#### YOUR ASSIGNMENT
Your job is to set down the listing again exactly as it stands.

#### GIVEN DATA
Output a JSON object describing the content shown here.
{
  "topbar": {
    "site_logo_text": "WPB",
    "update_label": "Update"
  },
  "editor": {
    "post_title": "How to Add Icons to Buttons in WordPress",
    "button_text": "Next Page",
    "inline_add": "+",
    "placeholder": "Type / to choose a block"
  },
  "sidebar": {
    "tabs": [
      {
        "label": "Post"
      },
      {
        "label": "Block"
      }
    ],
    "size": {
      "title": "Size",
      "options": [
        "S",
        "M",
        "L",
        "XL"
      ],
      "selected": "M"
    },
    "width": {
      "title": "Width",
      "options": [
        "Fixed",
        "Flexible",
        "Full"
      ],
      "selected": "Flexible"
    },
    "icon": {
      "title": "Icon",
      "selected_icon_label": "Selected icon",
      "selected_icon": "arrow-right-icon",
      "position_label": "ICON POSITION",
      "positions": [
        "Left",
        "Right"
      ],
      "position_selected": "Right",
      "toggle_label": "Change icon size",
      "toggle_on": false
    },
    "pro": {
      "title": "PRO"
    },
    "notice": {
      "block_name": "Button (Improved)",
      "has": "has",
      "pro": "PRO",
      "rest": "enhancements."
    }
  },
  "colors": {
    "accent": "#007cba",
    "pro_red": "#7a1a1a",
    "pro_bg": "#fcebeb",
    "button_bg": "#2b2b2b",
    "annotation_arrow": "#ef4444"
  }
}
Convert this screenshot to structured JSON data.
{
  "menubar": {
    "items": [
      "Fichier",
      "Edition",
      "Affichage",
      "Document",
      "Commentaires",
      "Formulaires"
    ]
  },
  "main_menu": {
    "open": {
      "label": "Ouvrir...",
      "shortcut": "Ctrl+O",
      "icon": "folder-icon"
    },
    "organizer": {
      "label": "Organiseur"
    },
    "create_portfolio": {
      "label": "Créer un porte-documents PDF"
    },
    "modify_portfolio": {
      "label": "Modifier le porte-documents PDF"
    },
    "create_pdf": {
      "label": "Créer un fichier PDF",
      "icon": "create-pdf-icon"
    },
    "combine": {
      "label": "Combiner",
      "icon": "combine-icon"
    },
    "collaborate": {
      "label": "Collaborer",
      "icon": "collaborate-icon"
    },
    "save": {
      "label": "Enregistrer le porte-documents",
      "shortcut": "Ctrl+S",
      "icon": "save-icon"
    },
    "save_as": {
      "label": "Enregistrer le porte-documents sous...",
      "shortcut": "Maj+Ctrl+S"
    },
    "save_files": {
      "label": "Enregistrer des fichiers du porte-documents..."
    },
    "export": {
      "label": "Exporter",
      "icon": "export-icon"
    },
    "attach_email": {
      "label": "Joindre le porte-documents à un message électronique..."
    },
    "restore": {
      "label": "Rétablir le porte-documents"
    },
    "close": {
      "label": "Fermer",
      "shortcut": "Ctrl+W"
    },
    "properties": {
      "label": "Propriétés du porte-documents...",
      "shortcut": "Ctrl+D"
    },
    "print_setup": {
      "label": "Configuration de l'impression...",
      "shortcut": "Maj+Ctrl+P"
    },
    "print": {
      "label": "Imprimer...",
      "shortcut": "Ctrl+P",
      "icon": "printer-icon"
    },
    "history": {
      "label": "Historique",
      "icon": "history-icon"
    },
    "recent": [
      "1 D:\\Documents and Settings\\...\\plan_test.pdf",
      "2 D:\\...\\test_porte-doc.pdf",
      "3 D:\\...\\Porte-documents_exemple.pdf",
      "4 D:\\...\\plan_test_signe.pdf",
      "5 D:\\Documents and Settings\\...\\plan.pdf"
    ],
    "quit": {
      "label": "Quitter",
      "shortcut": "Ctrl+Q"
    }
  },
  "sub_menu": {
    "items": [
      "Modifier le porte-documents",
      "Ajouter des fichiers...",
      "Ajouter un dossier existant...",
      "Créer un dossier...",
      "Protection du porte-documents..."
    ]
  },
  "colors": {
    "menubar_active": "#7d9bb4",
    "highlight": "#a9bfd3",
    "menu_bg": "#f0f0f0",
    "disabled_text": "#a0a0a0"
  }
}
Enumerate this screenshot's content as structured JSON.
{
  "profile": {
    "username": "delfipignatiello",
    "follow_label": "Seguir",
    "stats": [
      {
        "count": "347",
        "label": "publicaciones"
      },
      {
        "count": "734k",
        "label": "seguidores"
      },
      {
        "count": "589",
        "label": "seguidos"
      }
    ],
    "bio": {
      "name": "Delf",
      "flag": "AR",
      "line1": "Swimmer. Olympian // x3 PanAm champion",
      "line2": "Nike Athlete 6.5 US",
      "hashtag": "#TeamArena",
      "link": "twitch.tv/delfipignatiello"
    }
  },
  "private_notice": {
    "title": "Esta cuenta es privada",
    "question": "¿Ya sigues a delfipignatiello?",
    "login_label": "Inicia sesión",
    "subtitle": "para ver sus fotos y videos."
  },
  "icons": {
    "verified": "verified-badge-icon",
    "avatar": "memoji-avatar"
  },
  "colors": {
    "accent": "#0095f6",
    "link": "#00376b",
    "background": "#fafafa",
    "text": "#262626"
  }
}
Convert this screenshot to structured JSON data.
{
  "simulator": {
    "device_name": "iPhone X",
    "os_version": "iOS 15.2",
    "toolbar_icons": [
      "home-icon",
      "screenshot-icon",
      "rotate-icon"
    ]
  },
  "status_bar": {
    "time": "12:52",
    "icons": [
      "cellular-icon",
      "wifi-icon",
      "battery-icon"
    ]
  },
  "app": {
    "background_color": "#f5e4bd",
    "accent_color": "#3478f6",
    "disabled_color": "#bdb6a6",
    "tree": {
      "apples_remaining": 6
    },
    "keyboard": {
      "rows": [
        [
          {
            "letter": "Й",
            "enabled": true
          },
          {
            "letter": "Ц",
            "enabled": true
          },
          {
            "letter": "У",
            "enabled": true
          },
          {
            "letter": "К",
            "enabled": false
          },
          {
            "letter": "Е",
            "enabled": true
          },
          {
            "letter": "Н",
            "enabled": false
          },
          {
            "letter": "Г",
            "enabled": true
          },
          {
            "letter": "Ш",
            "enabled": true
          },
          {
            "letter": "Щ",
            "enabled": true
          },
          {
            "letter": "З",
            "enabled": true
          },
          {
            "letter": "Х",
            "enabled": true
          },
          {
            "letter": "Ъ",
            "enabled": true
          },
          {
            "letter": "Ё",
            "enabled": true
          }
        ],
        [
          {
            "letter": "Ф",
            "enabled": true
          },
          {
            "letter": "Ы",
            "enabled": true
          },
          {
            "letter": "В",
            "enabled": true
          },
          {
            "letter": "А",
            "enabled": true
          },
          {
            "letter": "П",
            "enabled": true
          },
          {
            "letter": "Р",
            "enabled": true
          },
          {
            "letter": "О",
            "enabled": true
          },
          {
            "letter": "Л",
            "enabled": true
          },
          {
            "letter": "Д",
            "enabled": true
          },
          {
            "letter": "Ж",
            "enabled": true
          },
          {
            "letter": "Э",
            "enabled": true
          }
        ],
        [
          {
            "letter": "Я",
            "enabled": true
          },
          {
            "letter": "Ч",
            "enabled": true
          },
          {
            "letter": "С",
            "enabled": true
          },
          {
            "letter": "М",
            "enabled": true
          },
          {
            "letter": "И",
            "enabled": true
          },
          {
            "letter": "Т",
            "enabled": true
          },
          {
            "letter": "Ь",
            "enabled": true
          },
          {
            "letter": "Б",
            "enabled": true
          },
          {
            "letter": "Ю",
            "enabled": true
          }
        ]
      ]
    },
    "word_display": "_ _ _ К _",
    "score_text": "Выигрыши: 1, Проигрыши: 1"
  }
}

#### COMPLETED TASK
Output a JSON object describing the content shown here.
{
  "topbar": {
    "site_logo_text": "WPB",
    "update_label": "Update"
  },
  "editor": {
    "post_title": "How to Add Icons to Buttons in WordPress",
    "button_text": "Next Page",
    "inline_add": "+",
    "placeholder": "Type / to choose a block"
  },
  "sidebar": {
    "tabs": [
      {
        "label": "Post"
      },
      {
        "label": "Block"
      }
    ],
    "size": {
      "title": "Size",
      "options": [
        "S",
        "M",
        "L",
        "XL"
      ],
      "selected": "M"
    },
    "width": {
      "title": "Width",
      "options": [
        "Fixed",
        "Flexible",
        "Full"
      ],
      "selected": "Flexible"
    },
    "icon": {
      "title": "Icon",
      "selected_icon_label": "Selected icon",
      "selected_icon": "arrow-right-icon",
      "position_label": "ICON POSITION",
      "positions": [
        "Left",
        "Right"
      ],
      "position_selected": "Right",
      "toggle_label": "Change icon size",
      "toggle_on": false
    },
    "pro": {
      "title": "PRO"
    },
    "notice": {
      "block_name": "Button (Improved)",
      "has": "has",
      "pro": "PRO",
      "rest": "enhancements."
    }
  },
  "colors": {
    "accent": "#007cba",
    "pro_red": "#7a1a1a",
    "pro_bg": "#fcebeb",
    "button_bg": "#2b2b2b",
    "annotation_arrow": "#ef4444"
  }
}
Convert this screenshot to structured JSON data.
{
  "menubar": {
    "items": [
      "Fichier",
      "Edition",
      "Affichage",
      "Document",
      "Commentaires",
      "Formulaires"
    ]
  },
  "main_menu": {
    "open": {
      "label": "Ouvrir...",
      "shortcut": "Ctrl+O",
      "icon": "folder-icon"
    },
    "organizer": {
      "label": "Organiseur"
    },
    "create_portfolio": {
      "label": "Créer un porte-documents PDF"
    },
    "modify_portfolio": {
      "label": "Modifier le porte-documents PDF"
    },
    "create_pdf": {
      "label": "Créer un fichier PDF",
      "icon": "create-pdf-icon"
    },
    "combine": {
      "label": "Combiner",
      "icon": "combine-icon"
    },
    "collaborate": {
      "label": "Collaborer",
      "icon": "collaborate-icon"
    },
    "save": {
      "label": "Enregistrer le porte-documents",
      "shortcut": "Ctrl+S",
      "icon": "save-icon"
    },
    "save_as": {
      "label": "Enregistrer le porte-documents sous...",
      "shortcut": "Maj+Ctrl+S"
    },
    "save_files": {
      "label": "Enregistrer des fichiers du porte-documents..."
    },
    "export": {
      "label": "Exporter",
      "icon": "export-icon"
    },
    "attach_email": {
      "label": "Joindre le porte-documents à un message électronique..."
    },
    "restore": {
      "label": "Rétablir le porte-documents"
    },
    "close": {
      "label": "Fermer",
      "shortcut": "Ctrl+W"
    },
    "properties": {
      "label": "Propriétés du porte-documents...",
      "shortcut": "Ctrl+D"
    },
    "print_setup": {
      "label": "Configuration de l'impression...",
      "shortcut": "Maj+Ctrl+P"
    },
    "print": {
      "label": "Imprimer...",
      "shortcut": "Ctrl+P",
      "icon": "printer-icon"
    },
    "history": {
      "label": "Historique",
      "icon": "history-icon"
    },
    "recent": [
      "1 D:\\Documents and Settings\\...\\plan_test.pdf",
      "2 D:\\...\\test_porte-doc.pdf",
      "3 D:\\...\\Porte-documents_exemple.pdf",
      "4 D:\\...\\plan_test_signe.pdf",
      "5 D:\\Documents and Settings\\...\\plan.pdf"
    ],
    "quit": {
      "label": "Quitter",
      "shortcut": "Ctrl+Q"
    }
  },
  "sub_menu": {
    "items": [
      "Modifier le porte-documents",
      "Ajouter des fichiers...",
      "Ajouter un dossier existant...",
      "Créer un dossier...",
      "Protection du porte-documents..."
    ]
  },
  "colors": {
    "menubar_active": "#7d9bb4",
    "highlight": "#a9bfd3",
    "menu_bg": "#f0f0f0",
    "disabled_text": "#a0a0a0"
  }
}
Enumerate this screenshot's content as structured JSON.
{
  "profile": {
    "username": "delfipignatiello",
    "follow_label": "Seguir",
    "stats": [
      {
        "count": "347",
        "label": "publicaciones"
      },
      {
        "count": "734k",
        "label": "seguidores"
      },
      {
        "count": "589",
        "label": "seguidos"
      }
    ],
    "bio": {
      "name": "Delf",
      "flag": "AR",
      "line1": "Swimmer. Olympian // x3 PanAm champion",
      "line2": "Nike Athlete 6.5 US",
      "hashtag": "#TeamArena",
      "link": "twitch.tv/delfipignatiello"
    }
  },
  "private_notice": {
    "title": "Esta cuenta es privada",
    "question": "¿Ya sigues a delfipignatiello?",
    "login_label": "Inicia sesión",
    "subtitle": "para ver sus fotos y videos."
  },
  "icons": {
    "verified": "verified-badge-icon",
    "avatar": "memoji-avatar"
  },
  "colors": {
    "accent": "#0095f6",
    "link": "#00376b",
    "background": "#fafafa",
    "text": "#262626"
  }
}
Convert this screenshot to structured JSON data.
{
  "simulator": {
    "device_name": "iPhone X",
    "os_version": "iOS 15.2",
    "toolbar_icons": [
      "home-icon",
      "screenshot-icon",
      "rotate-icon"
    ]
  },
  "status_bar": {
    "time": "12:52",
    "icons": [
      "cellular-icon",
      "wifi-icon",
      "battery-icon"
    ]
  },
  "app": {
    "background_color": "#f5e4bd",
    "accent_color": "#3478f6",
    "disabled_color": "#bdb6a6",
    "tree": {
      "apples_remaining": 6
    },
    "keyboard": {
      "rows": [
        [
          {
            "letter": "Й",
            "enabled": true
          },
          {
            "letter": "Ц",
            "enabled": true
          },
          {
            "letter": "У",
            "enabled": true
          },
          {
            "letter": "К",
            "enabled": false
          },
          {
            "letter": "Е",
            "enabled": true
          },
          {
            "letter": "Н",
            "enabled": false
          },
          {
            "letter": "Г",
            "enabled": true
          },
          {
            "letter": "Ш",
            "enabled": true
          },
          {
            "letter": "Щ",
            "enabled": true
          },
          {
            "letter": "З",
            "enabled": true
          },
          {
            "letter": "Х",
            "enabled": true
          },
          {
            "letter": "Ъ",
            "enabled": true
          },
          {
            "letter": "Ё",
            "enabled": true
          }
        ],
        [
          {
            "letter": "Ф",
            "enabled": true
          },
          {
            "letter": "Ы",
            "enabled": true
          },
          {
            "letter": "В",
            "enabled": true
          },
          {
            "letter": "А",
            "enabled": true
          },
          {
            "letter": "П",
            "enabled": true
          },
          {
            "letter": "Р",
            "enabled": true
          },
          {
            "letter": "О",
            "enabled": true
          },
          {
            "letter": "Л",
            "enabled": true
          },
          {
            "letter": "Д",
            "enabled": true
          },
          {
            "letter": "Ж",
            "enabled": true
          },
          {
            "letter": "Э",
            "enabled": true
          }
        ],
        [
          {
            "letter": "Я",
            "enabled": true
          },
          {
            "letter": "Ч",
            "enabled": true
          },
          {
            "letter": "С",
            "enabled": true
          },
          {
            "letter": "М",
            "enabled": true
          },
          {
            "letter": "И",
            "enabled": true
          },
          {
            "letter": "Т",
            "enabled": true
          },
          {
            "letter": "Ь",
            "enabled": true
          },
          {
            "letter": "Б",
            "enabled": true
          },
          {
            "letter": "Ю",
            "enabled": true
          }
        ]
      ]
    },
    "word_display": "_ _ _ К _",
    "score_text": "Выигрыши: 1, Проигрыши: 1"
  }
}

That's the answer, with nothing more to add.